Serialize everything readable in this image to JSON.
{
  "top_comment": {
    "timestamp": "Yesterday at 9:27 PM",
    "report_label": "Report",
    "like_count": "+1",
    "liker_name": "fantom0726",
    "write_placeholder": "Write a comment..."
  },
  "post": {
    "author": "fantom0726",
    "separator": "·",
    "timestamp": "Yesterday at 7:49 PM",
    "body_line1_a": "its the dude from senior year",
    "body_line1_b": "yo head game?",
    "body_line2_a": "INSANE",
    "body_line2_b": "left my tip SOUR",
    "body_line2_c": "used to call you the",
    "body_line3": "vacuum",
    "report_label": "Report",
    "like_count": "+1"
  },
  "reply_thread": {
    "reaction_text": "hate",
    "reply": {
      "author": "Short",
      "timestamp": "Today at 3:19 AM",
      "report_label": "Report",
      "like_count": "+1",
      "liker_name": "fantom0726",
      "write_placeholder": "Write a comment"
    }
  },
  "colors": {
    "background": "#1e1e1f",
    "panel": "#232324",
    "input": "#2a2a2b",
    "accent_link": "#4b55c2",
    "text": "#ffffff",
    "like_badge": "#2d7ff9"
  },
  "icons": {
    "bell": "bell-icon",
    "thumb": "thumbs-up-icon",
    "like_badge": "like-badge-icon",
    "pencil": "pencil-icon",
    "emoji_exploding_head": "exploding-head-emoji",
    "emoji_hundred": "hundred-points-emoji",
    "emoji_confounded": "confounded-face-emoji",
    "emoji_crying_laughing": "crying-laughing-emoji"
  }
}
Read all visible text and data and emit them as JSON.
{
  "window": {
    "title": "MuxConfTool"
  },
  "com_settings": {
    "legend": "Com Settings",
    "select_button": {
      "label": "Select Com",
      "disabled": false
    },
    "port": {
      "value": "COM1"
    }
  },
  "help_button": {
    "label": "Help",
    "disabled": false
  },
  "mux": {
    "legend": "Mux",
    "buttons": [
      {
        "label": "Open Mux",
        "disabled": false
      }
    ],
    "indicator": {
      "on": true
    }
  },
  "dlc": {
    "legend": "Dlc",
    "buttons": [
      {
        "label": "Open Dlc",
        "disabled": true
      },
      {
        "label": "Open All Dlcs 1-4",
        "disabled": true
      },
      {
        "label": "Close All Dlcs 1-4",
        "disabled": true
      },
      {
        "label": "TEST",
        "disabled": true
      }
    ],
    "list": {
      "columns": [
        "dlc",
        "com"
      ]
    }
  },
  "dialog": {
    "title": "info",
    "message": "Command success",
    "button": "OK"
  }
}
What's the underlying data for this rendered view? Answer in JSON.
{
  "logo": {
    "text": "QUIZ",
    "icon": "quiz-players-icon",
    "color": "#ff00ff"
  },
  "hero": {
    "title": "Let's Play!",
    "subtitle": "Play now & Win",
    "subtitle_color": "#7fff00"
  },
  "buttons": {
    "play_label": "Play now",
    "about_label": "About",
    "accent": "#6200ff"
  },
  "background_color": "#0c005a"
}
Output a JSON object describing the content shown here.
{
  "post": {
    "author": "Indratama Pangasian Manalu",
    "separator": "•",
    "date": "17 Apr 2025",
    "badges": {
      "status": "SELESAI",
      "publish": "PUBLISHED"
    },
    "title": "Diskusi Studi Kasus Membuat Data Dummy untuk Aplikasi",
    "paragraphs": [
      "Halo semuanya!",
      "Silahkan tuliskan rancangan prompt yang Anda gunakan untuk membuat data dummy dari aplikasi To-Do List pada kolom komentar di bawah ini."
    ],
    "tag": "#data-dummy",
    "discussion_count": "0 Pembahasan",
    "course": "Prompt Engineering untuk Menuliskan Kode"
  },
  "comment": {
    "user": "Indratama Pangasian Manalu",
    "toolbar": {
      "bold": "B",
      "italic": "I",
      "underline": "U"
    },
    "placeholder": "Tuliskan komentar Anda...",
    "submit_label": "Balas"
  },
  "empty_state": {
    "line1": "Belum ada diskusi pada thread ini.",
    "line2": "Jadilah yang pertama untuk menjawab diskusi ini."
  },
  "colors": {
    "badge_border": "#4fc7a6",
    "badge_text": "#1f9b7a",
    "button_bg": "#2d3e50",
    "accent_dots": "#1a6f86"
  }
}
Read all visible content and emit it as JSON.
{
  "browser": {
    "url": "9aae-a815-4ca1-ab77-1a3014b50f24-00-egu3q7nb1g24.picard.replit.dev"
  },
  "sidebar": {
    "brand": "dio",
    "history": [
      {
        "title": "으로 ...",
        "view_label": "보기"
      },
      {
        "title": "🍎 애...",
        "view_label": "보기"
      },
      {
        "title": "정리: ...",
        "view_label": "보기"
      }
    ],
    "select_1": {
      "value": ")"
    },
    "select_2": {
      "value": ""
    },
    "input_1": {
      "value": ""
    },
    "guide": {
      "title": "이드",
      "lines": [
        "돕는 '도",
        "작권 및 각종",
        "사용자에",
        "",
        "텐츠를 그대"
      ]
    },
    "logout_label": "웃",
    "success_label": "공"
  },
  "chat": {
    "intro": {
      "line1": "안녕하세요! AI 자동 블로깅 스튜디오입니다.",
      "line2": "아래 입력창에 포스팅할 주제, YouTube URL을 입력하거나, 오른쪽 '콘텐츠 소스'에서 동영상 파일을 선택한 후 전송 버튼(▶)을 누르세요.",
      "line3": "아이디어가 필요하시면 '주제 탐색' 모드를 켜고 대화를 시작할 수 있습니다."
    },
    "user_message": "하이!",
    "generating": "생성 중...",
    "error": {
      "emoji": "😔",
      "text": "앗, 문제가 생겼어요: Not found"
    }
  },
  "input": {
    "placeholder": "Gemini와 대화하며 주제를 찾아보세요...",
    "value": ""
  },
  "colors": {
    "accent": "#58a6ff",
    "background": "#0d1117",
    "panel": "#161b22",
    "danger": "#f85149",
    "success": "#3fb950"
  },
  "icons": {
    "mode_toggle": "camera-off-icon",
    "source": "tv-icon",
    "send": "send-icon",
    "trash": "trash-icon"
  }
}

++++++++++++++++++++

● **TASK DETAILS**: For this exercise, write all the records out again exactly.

● **OUTPUT OF THE TASK**:
Serialize everything readable in this image to JSON.
{
  "top_comment": {
    "timestamp": "Yesterday at 9:27 PM",
    "report_label": "Report",
    "like_count": "+1",
    "liker_name": "fantom0726",
    "write_placeholder": "Write a comment..."
  },
  "post": {
    "author": "fantom0726",
    "separator": "·",
    "timestamp": "Yesterday at 7:49 PM",
    "body_line1_a": "its the dude from senior year",
    "body_line1_b": "yo head game?",
    "body_line2_a": "INSANE",
    "body_line2_b": "left my tip SOUR",
    "body_line2_c": "used to call you the",
    "body_line3": "vacuum",
    "report_label": "Report",
    "like_count": "+1"
  },
  "reply_thread": {
    "reaction_text": "hate",
    "reply": {
      "author": "Short",
      "timestamp": "Today at 3:19 AM",
      "report_label": "Report",
      "like_count": "+1",
      "liker_name": "fantom0726",
      "write_placeholder": "Write a comment"
    }
  },
  "colors": {
    "background": "#1e1e1f",
    "panel": "#232324",
    "input": "#2a2a2b",
    "accent_link": "#4b55c2",
    "text": "#ffffff",
    "like_badge": "#2d7ff9"
  },
  "icons": {
    "bell": "bell-icon",
    "thumb": "thumbs-up-icon",
    "like_badge": "like-badge-icon",
    "pencil": "pencil-icon",
    "emoji_exploding_head": "exploding-head-emoji",
    "emoji_hundred": "hundred-points-emoji",
    "emoji_confounded": "confounded-face-emoji",
    "emoji_crying_laughing": "crying-laughing-emoji"
  }
}
Read all visible text and data and emit them as JSON.
{
  "window": {
    "title": "MuxConfTool"
  },
  "com_settings": {
    "legend": "Com Settings",
    "select_button": {
      "label": "Select Com",
      "disabled": false
    },
    "port": {
      "value": "COM1"
    }
  },
  "help_button": {
    "label": "Help",
    "disabled": false
  },
  "mux": {
    "legend": "Mux",
    "buttons": [
      {
        "label": "Open Mux",
        "disabled": false
      }
    ],
    "indicator": {
      "on": true
    }
  },
  "dlc": {
    "legend": "Dlc",
    "buttons": [
      {
        "label": "Open Dlc",
        "disabled": true
      },
      {
        "label": "Open All Dlcs 1-4",
        "disabled": true
      },
      {
        "label": "Close All Dlcs 1-4",
        "disabled": true
      },
      {
        "label": "TEST",
        "disabled": true
      }
    ],
    "list": {
      "columns": [
        "dlc",
        "com"
      ]
    }
  },
  "dialog": {
    "title": "info",
    "message": "Command success",
    "button": "OK"
  }
}
What's the underlying data for this rendered view? Answer in JSON.
{
  "logo": {
    "text": "QUIZ",
    "icon": "quiz-players-icon",
    "color": "#ff00ff"
  },
  "hero": {
    "title": "Let's Play!",
    "subtitle": "Play now & Win",
    "subtitle_color": "#7fff00"
  },
  "buttons": {
    "play_label": "Play now",
    "about_label": "About",
    "accent": "#6200ff"
  },
  "background_color": "#0c005a"
}
Output a JSON object describing the content shown here.
{
  "post": {
    "author": "Indratama Pangasian Manalu",
    "separator": "•",
    "date": "17 Apr 2025",
    "badges": {
      "status": "SELESAI",
      "publish": "PUBLISHED"
    },
    "title": "Diskusi Studi Kasus Membuat Data Dummy untuk Aplikasi",
    "paragraphs": [
      "Halo semuanya!",
      "Silahkan tuliskan rancangan prompt yang Anda gunakan untuk membuat data dummy dari aplikasi To-Do List pada kolom komentar di bawah ini."
    ],
    "tag": "#data-dummy",
    "discussion_count": "0 Pembahasan",
    "course": "Prompt Engineering untuk Menuliskan Kode"
  },
  "comment": {
    "user": "Indratama Pangasian Manalu",
    "toolbar": {
      "bold": "B",
      "italic": "I",
      "underline": "U"
    },
    "placeholder": "Tuliskan komentar Anda...",
    "submit_label": "Balas"
  },
  "empty_state": {
    "line1": "Belum ada diskusi pada thread ini.",
    "line2": "Jadilah yang pertama untuk menjawab diskusi ini."
  },
  "colors": {
    "badge_border": "#4fc7a6",
    "badge_text": "#1f9b7a",
    "button_bg": "#2d3e50",
    "accent_dots": "#1a6f86"
  }
}
Read all visible content and emit it as JSON.
{
  "browser": {
    "url": "9aae-a815-4ca1-ab77-1a3014b50f24-00-egu3q7nb1g24.picard.replit.dev"
  },
  "sidebar": {
    "brand": "dio",
    "history": [
      {
        "title": "으로 ...",
        "view_label": "보기"
      },
      {
        "title": "🍎 애...",
        "view_label": "보기"
      },
      {
        "title": "정리: ...",
        "view_label": "보기"
      }
    ],
    "select_1": {
      "value": ")"
    },
    "select_2": {
      "value": ""
    },
    "input_1": {
      "value": ""
    },
    "guide": {
      "title": "이드",
      "lines": [
        "돕는 '도",
        "작권 및 각종",
        "사용자에",
        "",
        "텐츠를 그대"
      ]
    },
    "logout_label": "웃",
    "success_label": "공"
  },
  "chat": {
    "intro": {
      "line1": "안녕하세요! AI 자동 블로깅 스튜디오입니다.",
      "line2": "아래 입력창에 포스팅할 주제, YouTube URL을 입력하거나, 오른쪽 '콘텐츠 소스'에서 동영상 파일을 선택한 후 전송 버튼(▶)을 누르세요.",
      "line3": "아이디어가 필요하시면 '주제 탐색' 모드를 켜고 대화를 시작할 수 있습니다."
    },
    "user_message": "하이!",
    "generating": "생성 중...",
    "error": {
      "emoji": "😔",
      "text": "앗, 문제가 생겼어요: Not found"
    }
  },
  "input": {
    "placeholder": "Gemini와 대화하며 주제를 찾아보세요...",
    "value": ""
  },
  "colors": {
    "accent": "#58a6ff",
    "background": "#0d1117",
    "panel": "#161b22",
    "danger": "#f85149",
    "success": "#3fb950"
  },
  "icons": {
    "mode_toggle": "camera-off-icon",
    "source": "tv-icon",
    "send": "send-icon",
    "trash": "trash-icon"
  }
}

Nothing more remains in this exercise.